Providing a class that focuses on gender and sexuality and can be accessed by most students reflects broader changes toward inclusivity at North Carolina State University. Andy DeRoin, assistant director of the GLBT Center at NC State, noted the process of including preferred pronouns within student and faculty ID databases on campus.

“So the process of getting a preferred name or a chosen name field in MyPack Portal was, like, five years in the making,” DeRoin said. “A chosen name kind of was the first round of being trans affirming.”

DeRoin explained the process the GLBT Center and other on-campus LGBTQ advocates had to go through in order to get this small victory. The GLBT Center petitioned the University for a change which would allow a preferred name and pronouns field to exist in MyPack Portal.

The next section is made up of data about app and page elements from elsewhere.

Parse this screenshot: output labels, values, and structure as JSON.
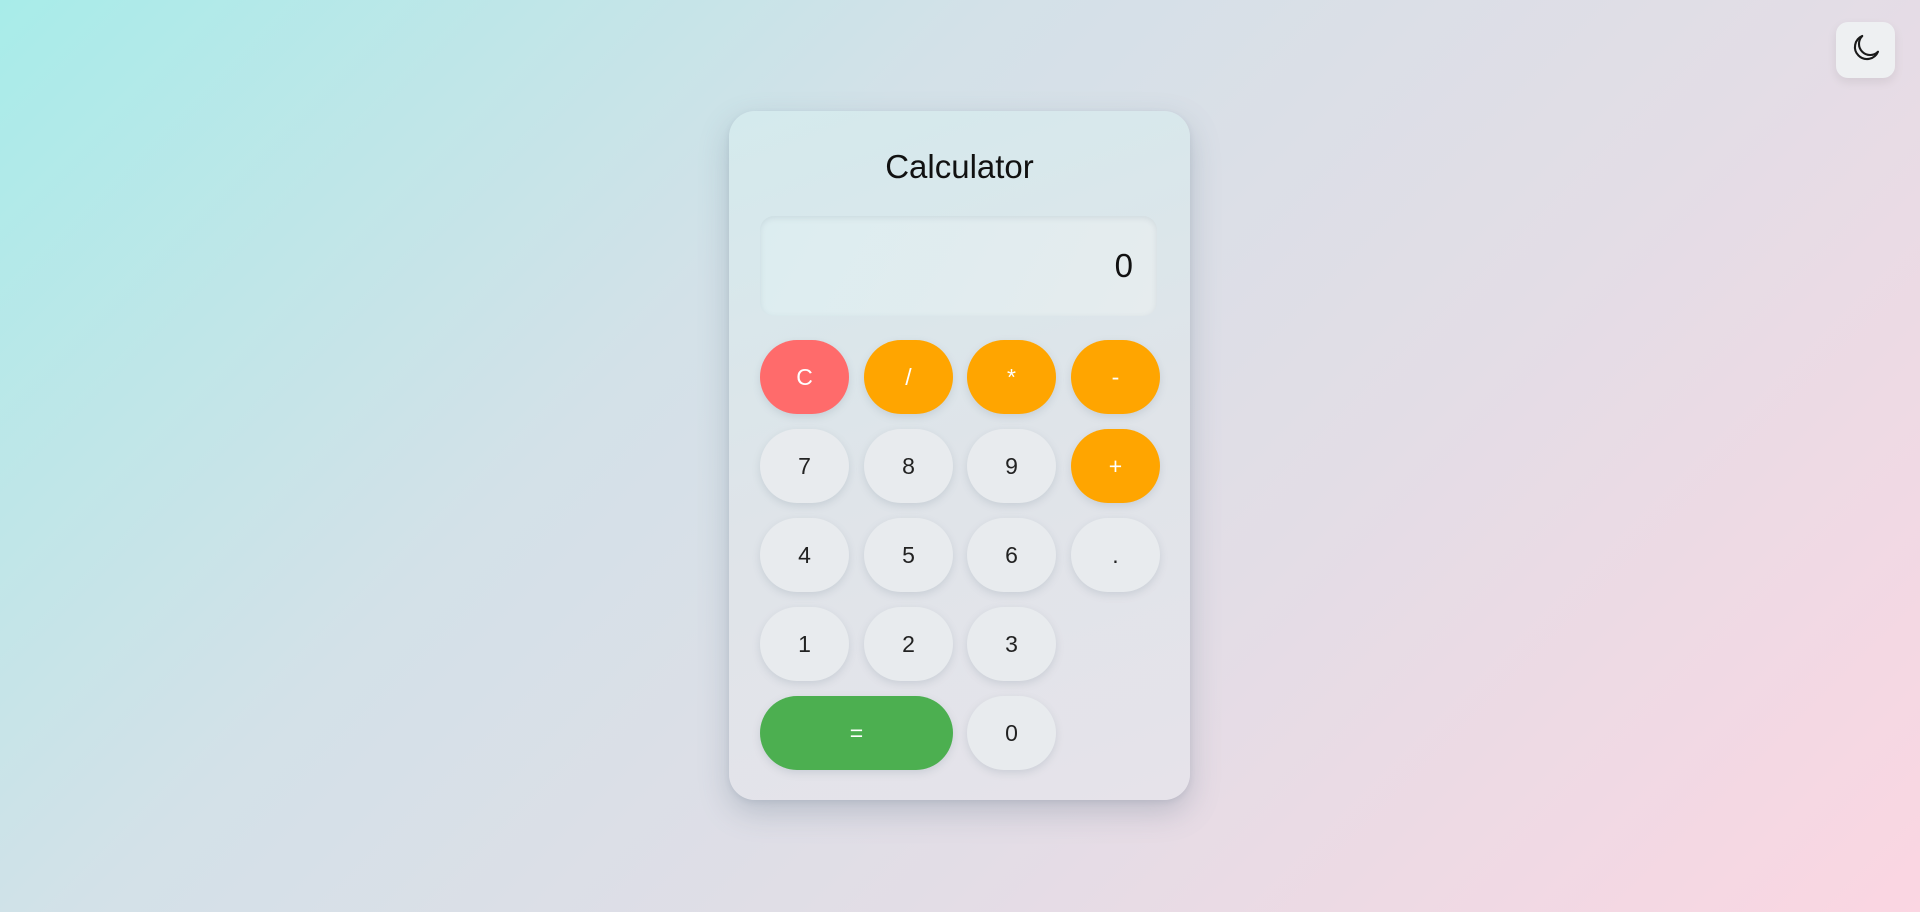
{
  "page": {
    "title": "Calculator",
    "theme_toggle_icon": "moon-icon"
  },
  "display": {
    "value": "0"
  },
  "keys": {
    "clear": "C",
    "divide": "/",
    "multiply": "*",
    "subtract": "-",
    "add": "+",
    "seven": "7",
    "eight": "8",
    "nine": "9",
    "four": "4",
    "five": "5",
    "six": "6",
    "decimal": ".",
    "one": "1",
    "two": "2",
    "three": "3",
    "equals": "=",
    "zero": "0"
  },
  "colors": {
    "operator": "#ffa500",
    "clear": "#ff6b6b",
    "equals": "#4caf50",
    "digit": "#e8ebee"
  }
}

The University then surveyed other universities and found they had similar fields and then chose to implement it about a year ago.

However, DeRoin said this was not just a victory for transgender and gender nonconforming students.

“It's not even about gender,” DeRoin said. “It’s like, what if you just go by your nickname or what have you? For international students who go by like an English-sounding name, this is still important for them.”

Champagne hopes their class will show some parts of history that are underrepresented and understudied, but wants to make it clear that LGBTQ history is not divorced from that of “mainstream” history.

“Even though LGBTQ+ history prides itself on sort of diverging from traditional historical narratives, it still somehow always tends to lean back into the general problems of history that we focus on in sort of elitist, normative, centric areas,” Champagne said.

HI 369: Sexuality in U.S. History will be a three credit hour class offered this spring and taking the course will fulfill a major’s U.S. Diversity GEP requirement.